Mejia then sought to convert into a dismissal with prejudice. By affirmatively
seeking to convert the nonfinal order of dismissal with leave to amend into a
final dismissal with prejudice, Mejia waived any right to raise, on appeal, a
claim that he should be given a further opportunity to amend. See Alters v.
H.W. Henderson Const. Co.,
489 So. 2d 840
, 841 (Fla. 1st DCA 1986)
(noting: “Appellants' counsel foreclosed his opportunity to further amend this
complaint by requesting a dismissal with prejudice, if the court dismissed the
no further than the complaint and its attachments”) (quotation omitted);2
Blue Supply Corp. v. Novos Electro Mechanical, Inc.,
990 So. 2d 1157
(Fla. 3d DCA 2008) (observing that an appellate court reviews de novo an
order dismissing a complaint for failure to state a cause of action, and must
confine its review to the four corners of the complaint to determine whether
the complaint alleges sufficient ultimate facts that would entitle a plaintiff to
relief); 17070 Colins Avenue v. Granite State Ins. Co.,
720 So. 2d 1132
(Fla. 3d DCA 1998)(holding: “The standard of review for an order for
involuntary dismissal is whether the contents of the complaint are sufficient
to constitute a valid claim when construing the complaint in the light most
favorable to the plaintiff, but limiting the consideration to the complaint's four
Applying these well-established principles, we conclude that the trial
court properly dismissed those counts attempting to allege Civil Theft (Count
1), Conversion (Count 2), Intentional Infliction of Emotional Distress (Count
3), Breach of Contract (Count 7), and Negligent Infliction of Emotional
Distress (Count 8). Even accepting as true all well-pled allegations, with all
Egleston did not file an answer brief in this appeal and has been precluded
from participation.
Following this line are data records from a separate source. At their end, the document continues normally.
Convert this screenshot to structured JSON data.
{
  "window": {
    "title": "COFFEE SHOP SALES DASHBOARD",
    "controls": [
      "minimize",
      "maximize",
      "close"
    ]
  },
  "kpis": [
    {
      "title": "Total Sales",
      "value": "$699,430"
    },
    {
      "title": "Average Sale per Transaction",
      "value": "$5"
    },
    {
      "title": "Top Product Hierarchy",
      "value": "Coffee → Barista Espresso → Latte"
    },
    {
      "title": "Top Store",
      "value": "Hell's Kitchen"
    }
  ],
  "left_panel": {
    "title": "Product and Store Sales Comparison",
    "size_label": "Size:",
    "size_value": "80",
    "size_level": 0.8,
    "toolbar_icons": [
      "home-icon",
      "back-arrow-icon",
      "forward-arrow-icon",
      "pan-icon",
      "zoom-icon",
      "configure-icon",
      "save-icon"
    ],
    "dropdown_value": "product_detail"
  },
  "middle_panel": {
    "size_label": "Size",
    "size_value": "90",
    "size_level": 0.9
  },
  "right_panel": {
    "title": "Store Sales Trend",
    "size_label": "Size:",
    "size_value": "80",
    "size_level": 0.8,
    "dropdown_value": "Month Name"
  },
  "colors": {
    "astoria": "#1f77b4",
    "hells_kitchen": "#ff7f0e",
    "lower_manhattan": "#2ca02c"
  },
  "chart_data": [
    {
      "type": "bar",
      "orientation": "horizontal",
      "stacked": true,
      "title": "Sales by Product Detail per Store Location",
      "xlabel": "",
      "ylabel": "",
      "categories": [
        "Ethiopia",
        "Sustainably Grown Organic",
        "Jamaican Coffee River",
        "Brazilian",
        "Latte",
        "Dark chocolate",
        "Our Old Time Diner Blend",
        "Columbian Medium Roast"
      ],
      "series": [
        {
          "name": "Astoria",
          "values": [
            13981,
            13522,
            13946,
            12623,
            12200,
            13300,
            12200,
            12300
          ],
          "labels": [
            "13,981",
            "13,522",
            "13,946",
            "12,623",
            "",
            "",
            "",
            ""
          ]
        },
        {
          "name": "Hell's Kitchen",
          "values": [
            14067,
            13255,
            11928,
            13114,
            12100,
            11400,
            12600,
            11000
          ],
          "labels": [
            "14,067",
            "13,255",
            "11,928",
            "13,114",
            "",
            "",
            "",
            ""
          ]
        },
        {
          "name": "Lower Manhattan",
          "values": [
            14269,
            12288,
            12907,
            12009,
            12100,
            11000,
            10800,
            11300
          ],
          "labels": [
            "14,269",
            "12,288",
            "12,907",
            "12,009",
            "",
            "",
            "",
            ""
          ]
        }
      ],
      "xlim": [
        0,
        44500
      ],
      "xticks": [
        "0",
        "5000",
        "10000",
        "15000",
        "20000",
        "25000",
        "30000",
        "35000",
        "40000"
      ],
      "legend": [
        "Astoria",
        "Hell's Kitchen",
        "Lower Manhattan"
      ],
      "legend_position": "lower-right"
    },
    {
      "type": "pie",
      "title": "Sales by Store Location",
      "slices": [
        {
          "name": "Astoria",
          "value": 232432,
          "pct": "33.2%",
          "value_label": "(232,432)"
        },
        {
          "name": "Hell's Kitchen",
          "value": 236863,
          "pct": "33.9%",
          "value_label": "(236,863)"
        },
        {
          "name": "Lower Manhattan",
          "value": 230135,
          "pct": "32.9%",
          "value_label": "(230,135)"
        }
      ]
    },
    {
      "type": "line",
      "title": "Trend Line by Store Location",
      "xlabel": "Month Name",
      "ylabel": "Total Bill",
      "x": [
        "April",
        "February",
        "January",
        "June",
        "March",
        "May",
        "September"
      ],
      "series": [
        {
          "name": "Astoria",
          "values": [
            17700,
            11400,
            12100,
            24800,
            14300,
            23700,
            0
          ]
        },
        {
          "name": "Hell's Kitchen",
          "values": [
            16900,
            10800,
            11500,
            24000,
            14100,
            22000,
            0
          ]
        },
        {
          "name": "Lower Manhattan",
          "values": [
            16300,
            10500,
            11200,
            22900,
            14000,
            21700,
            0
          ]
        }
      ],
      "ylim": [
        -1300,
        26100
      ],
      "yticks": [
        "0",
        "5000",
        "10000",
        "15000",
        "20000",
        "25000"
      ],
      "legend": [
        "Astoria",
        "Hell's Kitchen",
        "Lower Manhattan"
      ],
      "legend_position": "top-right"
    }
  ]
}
However, the record reveals that the motion to dismiss
filed by Egleston contained a recitation of “facts” that went well beyond the
four corners of the complaint and its attachments, and should not have been
recited by Egleston nor considered by the trial court.
reasonable inferences drawn in a light most favorable to Mejia, each of these
counts fails to state a cause of action.
However, we conclude that Mejia has adequately—if inartfully—
alleged causes of action for Unjust Enrichment (Count 4) 3, Breach of
Fiduciary Duty (Count 5) 4 and Negligence (Count 6). 5
We therefore affirm the trial court’s order dismissing with prejudice
Counts One, Two, Three, Seven and Eight, and reverse the trial court’s order
dismissing Counts Four, Five and Six.
See Agritrade, LP v. Quercia,
253 So. 3d 28
, 33 (Fla. 3d DCA 2017) (“The
elements of a cause of action for unjust enrichment are: (1) plaintiff has
conferred a benefit on the defendant, who has knowledge thereof; (2)
defendant voluntarily accepts and retains the benefit conferred; and (3) the
circumstances are such that it would be inequitable for the defendant to
retain the benefit without first paying the value thereof to the plaintiff.”)
(quoting Peoples Nat'l Bank of Commerce v. First Union Nat'l Bank of Fla.,
667 So. 2d 876
, 879 (Fla. 3d DCA 1996)).
See Gracey v. Eaker,
837 So. 2d 348
, 353 (Fla. 2002) (holding: “The
elements of a claim for breach of fiduciary duty are: the existence of a
fiduciary duty, and the breach of that duty such that it is the proximate cause
of the plaintiff's damages.”) See also Fla. Std. J. Inst. (Civ.) 451.5.
See Tieder v. Little,
502 So. 2d 923
, 925 (Fla. 3d DCA 1987) (reiterating:
“It is settled law that to maintain a cause of action sounding in negligence . .
. the plaintiff must plead and prove three elements: (1) The existence of a
duty recognized by law requiring the defendant to conform to a certain
standard of conduct for the protection of others including the plaintiff; (2) A
failure on the part of the defendant to perform that duty; and (3) An injury or
damage to the plaintiff proximately caused by such failure.) See also Fla.
Std. J. Inst. (Civ.) 401.4 and 402.5.
Affirmed in part, reversed in part, and remanded for further